* **The data**

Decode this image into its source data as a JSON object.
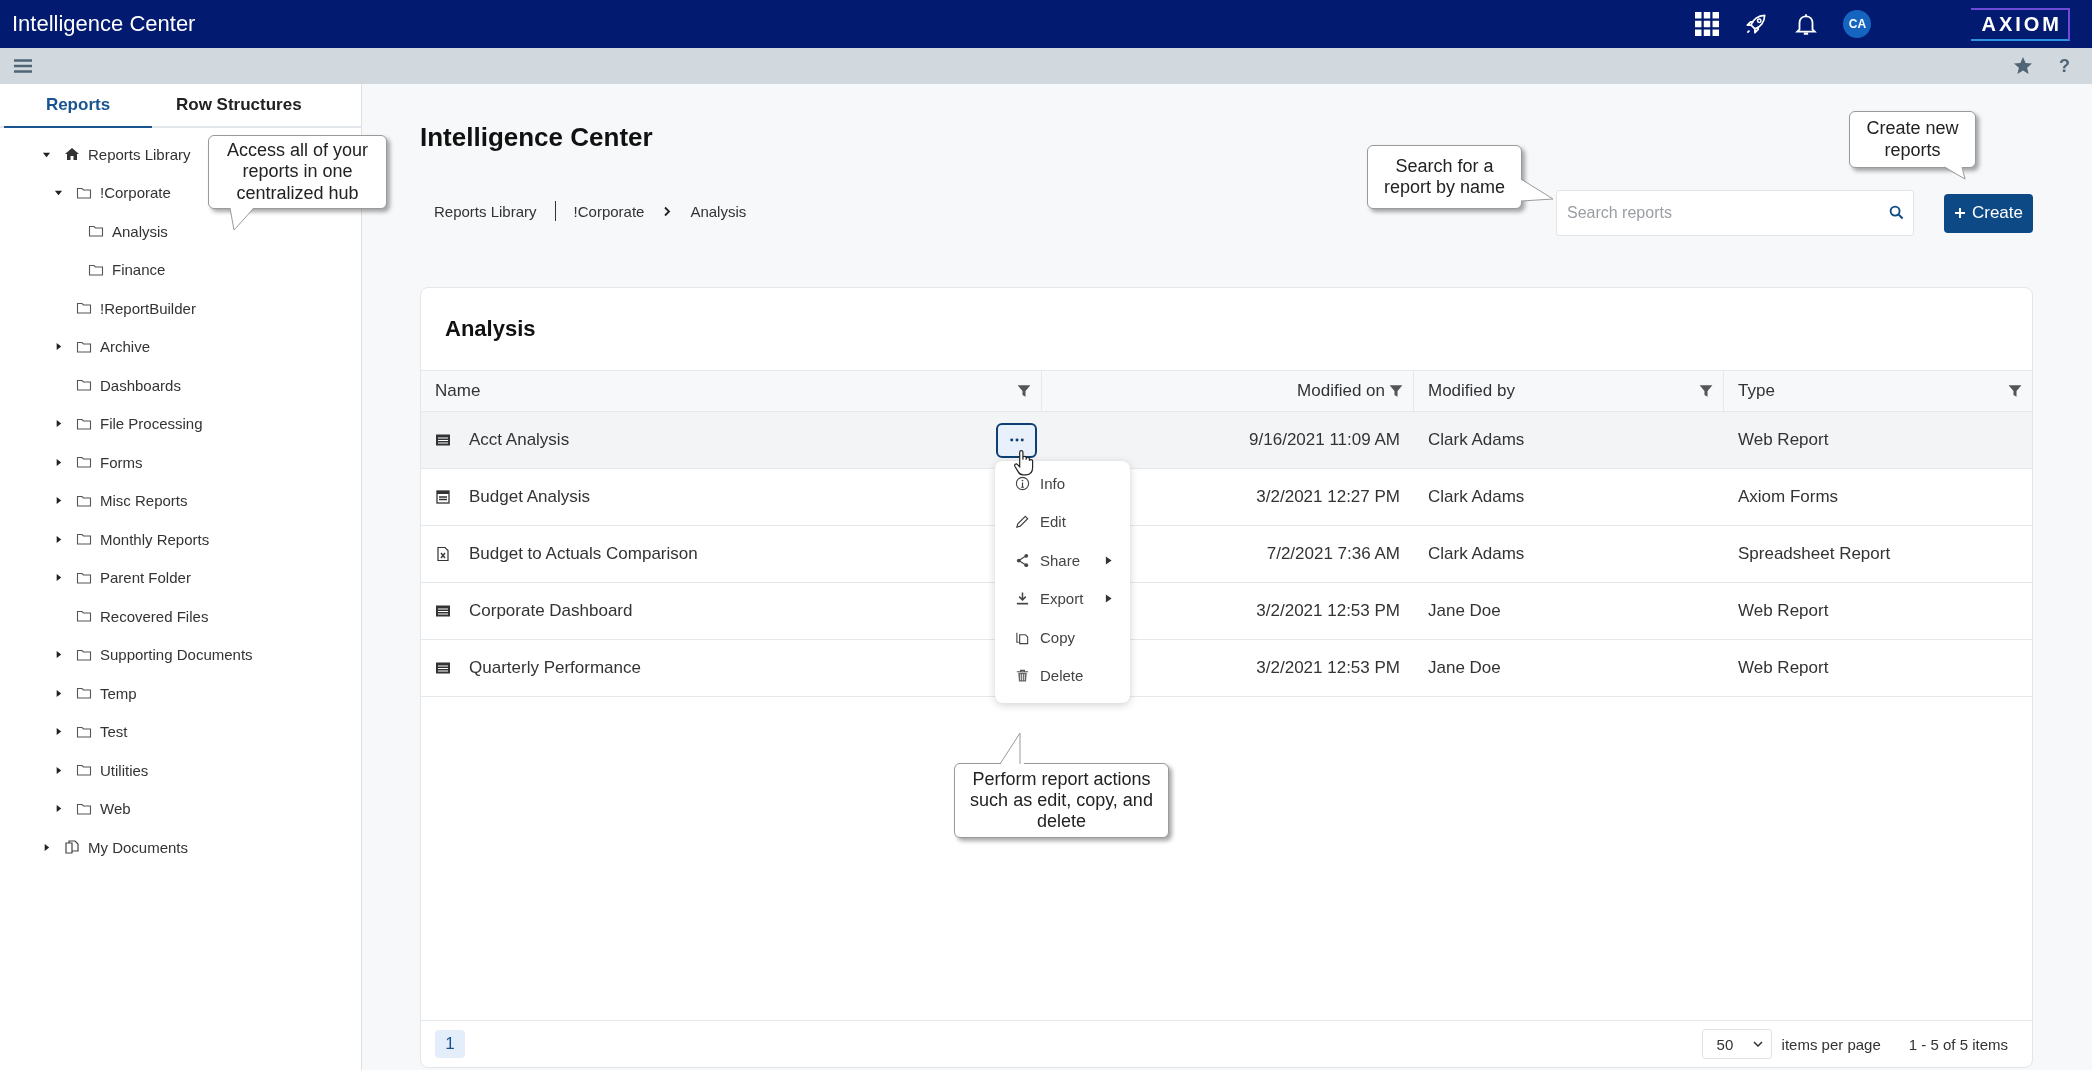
{
  "app": {
    "title": "Intelligence Center",
    "avatar_initials": "CA",
    "logo": "AXIOM"
  },
  "toolbar": {
    "help_label": "?"
  },
  "sidebar": {
    "tabs": [
      {
        "label": "Reports",
        "selected": true
      },
      {
        "label": "Row Structures",
        "selected": false
      }
    ],
    "tree": [
      {
        "label": "Reports Library",
        "kind": "home",
        "expanded": true,
        "children": [
          {
            "label": "!Corporate",
            "kind": "folder",
            "expanded": true,
            "children": [
              {
                "label": "Analysis",
                "kind": "folder"
              },
              {
                "label": "Finance",
                "kind": "folder"
              }
            ]
          },
          {
            "label": "!ReportBuilder",
            "kind": "folder"
          },
          {
            "label": "Archive",
            "kind": "folder",
            "expanded": false
          },
          {
            "label": "Dashboards",
            "kind": "folder"
          },
          {
            "label": "File Processing",
            "kind": "folder",
            "expanded": false
          },
          {
            "label": "Forms",
            "kind": "folder",
            "expanded": false
          },
          {
            "label": "Misc Reports",
            "kind": "folder",
            "expanded": false
          },
          {
            "label": "Monthly Reports",
            "kind": "folder",
            "expanded": false
          },
          {
            "label": "Parent Folder",
            "kind": "folder",
            "expanded": false
          },
          {
            "label": "Recovered Files",
            "kind": "folder"
          },
          {
            "label": "Supporting Documents",
            "kind": "folder",
            "expanded": false
          },
          {
            "label": "Temp",
            "kind": "folder",
            "expanded": false
          },
          {
            "label": "Test",
            "kind": "folder",
            "expanded": false
          },
          {
            "label": "Utilities",
            "kind": "folder",
            "expanded": false
          },
          {
            "label": "Web",
            "kind": "folder",
            "expanded": false
          }
        ]
      },
      {
        "label": "My Documents",
        "kind": "documents",
        "expanded": false
      }
    ]
  },
  "page": {
    "title": "Intelligence Center",
    "breadcrumb": [
      "Reports Library",
      "!Corporate",
      "Analysis"
    ],
    "search": {
      "placeholder": "Search reports"
    },
    "create_button": "Create"
  },
  "card": {
    "title": "Analysis",
    "columns": [
      "Name",
      "Modified on",
      "Modified by",
      "Type"
    ],
    "rows": [
      {
        "name": "Acct Analysis",
        "kind": "web",
        "modified_on": "9/16/2021 11:09 AM",
        "modified_by": "Clark Adams",
        "type": "Web Report",
        "selected": true
      },
      {
        "name": "Budget Analysis",
        "kind": "form",
        "modified_on": "3/2/2021 12:27 PM",
        "modified_by": "Clark Adams",
        "type": "Axiom Forms",
        "selected": false
      },
      {
        "name": "Budget to Actuals Comparison",
        "kind": "spreadsheet",
        "modified_on": "7/2/2021 7:36 AM",
        "modified_by": "Clark Adams",
        "type": "Spreadsheet Report",
        "selected": false
      },
      {
        "name": "Corporate Dashboard",
        "kind": "web",
        "modified_on": "3/2/2021 12:53 PM",
        "modified_by": "Jane Doe",
        "type": "Web Report",
        "selected": false
      },
      {
        "name": "Quarterly Performance",
        "kind": "web",
        "modified_on": "3/2/2021 12:53 PM",
        "modified_by": "Jane Doe",
        "type": "Web Report",
        "selected": false
      }
    ],
    "actions_menu": {
      "open": true,
      "items": [
        {
          "label": "Info",
          "kind": "info",
          "submenu": false
        },
        {
          "label": "Edit",
          "kind": "edit",
          "submenu": false
        },
        {
          "label": "Share",
          "kind": "share",
          "submenu": true
        },
        {
          "label": "Export",
          "kind": "export",
          "submenu": true
        },
        {
          "label": "Copy",
          "kind": "copy",
          "submenu": false
        },
        {
          "label": "Delete",
          "kind": "delete",
          "submenu": false
        }
      ]
    },
    "pagination": {
      "pages": [
        {
          "label": "1",
          "selected": true
        }
      ],
      "page_size": "50",
      "page_size_label": "items per page",
      "summary": "1 - 5 of 5 items"
    }
  },
  "callouts": [
    {
      "text": "Access all of your reports in one centralized hub",
      "kind": "down-left"
    },
    {
      "text": "Search for a report by name",
      "kind": "right"
    },
    {
      "text": "Create new reports",
      "kind": "down-right"
    },
    {
      "text": "Perform report actions such as edit, copy, and delete",
      "kind": "up"
    }
  ]
}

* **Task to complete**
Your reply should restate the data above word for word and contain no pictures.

* **Your response**
Decode this image into its source data as a JSON object.
{
  "app": {
    "title": "Intelligence Center",
    "avatar_initials": "CA",
    "logo": "AXIOM"
  },
  "toolbar": {
    "help_label": "?"
  },
  "sidebar": {
    "tabs": [
      {
        "label": "Reports",
        "selected": true
      },
      {
        "label": "Row Structures",
        "selected": false
      }
    ],
    "tree": [
      {
        "label": "Reports Library",
        "kind": "home",
        "expanded": true,
        "children": [
          {
            "label": "!Corporate",
            "kind": "folder",
            "expanded": true,
            "children": [
              {
                "label": "Analysis",
                "kind": "folder"
              },
              {
                "label": "Finance",
                "kind": "folder"
              }
            ]
          },
          {
            "label": "!ReportBuilder",
            "kind": "folder"
          },
          {
            "label": "Archive",
            "kind": "folder",
            "expanded": false
          },
          {
            "label": "Dashboards",
            "kind": "folder"
          },
          {
            "label": "File Processing",
            "kind": "folder",
            "expanded": false
          },
          {
            "label": "Forms",
            "kind": "folder",
            "expanded": false
          },
          {
            "label": "Misc Reports",
            "kind": "folder",
            "expanded": false
          },
          {
            "label": "Monthly Reports",
            "kind": "folder",
            "expanded": false
          },
          {
            "label": "Parent Folder",
            "kind": "folder",
            "expanded": false
          },
          {
            "label": "Recovered Files",
            "kind": "folder"
          },
          {
            "label": "Supporting Documents",
            "kind": "folder",
            "expanded": false
          },
          {
            "label": "Temp",
            "kind": "folder",
            "expanded": false
          },
          {
            "label": "Test",
            "kind": "folder",
            "expanded": false
          },
          {
            "label": "Utilities",
            "kind": "folder",
            "expanded": false
          },
          {
            "label": "Web",
            "kind": "folder",
            "expanded": false
          }
        ]
      },
      {
        "label": "My Documents",
        "kind": "documents",
        "expanded": false
      }
    ]
  },
  "page": {
    "title": "Intelligence Center",
    "breadcrumb": [
      "Reports Library",
      "!Corporate",
      "Analysis"
    ],
    "search": {
      "placeholder": "Search reports"
    },
    "create_button": "Create"
  },
  "card": {
    "title": "Analysis",
    "columns": [
      "Name",
      "Modified on",
      "Modified by",
      "Type"
    ],
    "rows": [
      {
        "name": "Acct Analysis",
        "kind": "web",
        "modified_on": "9/16/2021 11:09 AM",
        "modified_by": "Clark Adams",
        "type": "Web Report",
        "selected": true
      },
      {
        "name": "Budget Analysis",
        "kind": "form",
        "modified_on": "3/2/2021 12:27 PM",
        "modified_by": "Clark Adams",
        "type": "Axiom Forms",
        "selected": false
      },
      {
        "name": "Budget to Actuals Comparison",
        "kind": "spreadsheet",
        "modified_on": "7/2/2021 7:36 AM",
        "modified_by": "Clark Adams",
        "type": "Spreadsheet Report",
        "selected": false
      },
      {
        "name": "Corporate Dashboard",
        "kind": "web",
        "modified_on": "3/2/2021 12:53 PM",
        "modified_by": "Jane Doe",
        "type": "Web Report",
        "selected": false
      },
      {
        "name": "Quarterly Performance",
        "kind": "web",
        "modified_on": "3/2/2021 12:53 PM",
        "modified_by": "Jane Doe",
        "type": "Web Report",
        "selected": false
      }
    ],
    "actions_menu": {
      "open": true,
      "items": [
        {
          "label": "Info",
          "kind": "info",
          "submenu": false
        },
        {
          "label": "Edit",
          "kind": "edit",
          "submenu": false
        },
        {
          "label": "Share",
          "kind": "share",
          "submenu": true
        },
        {
          "label": "Export",
          "kind": "export",
          "submenu": true
        },
        {
          "label": "Copy",
          "kind": "copy",
          "submenu": false
        },
        {
          "label": "Delete",
          "kind": "delete",
          "submenu": false
        }
      ]
    },
    "pagination": {
      "pages": [
        {
          "label": "1",
          "selected": true
        }
      ],
      "page_size": "50",
      "page_size_label": "items per page",
      "summary": "1 - 5 of 5 items"
    }
  },
  "callouts": [
    {
      "text": "Access all of your reports in one centralized hub",
      "kind": "down-left"
    },
    {
      "text": "Search for a report by name",
      "kind": "right"
    },
    {
      "text": "Create new reports",
      "kind": "down-right"
    },
    {
      "text": "Perform report actions such as edit, copy, and delete",
      "kind": "up"
    }
  ]
}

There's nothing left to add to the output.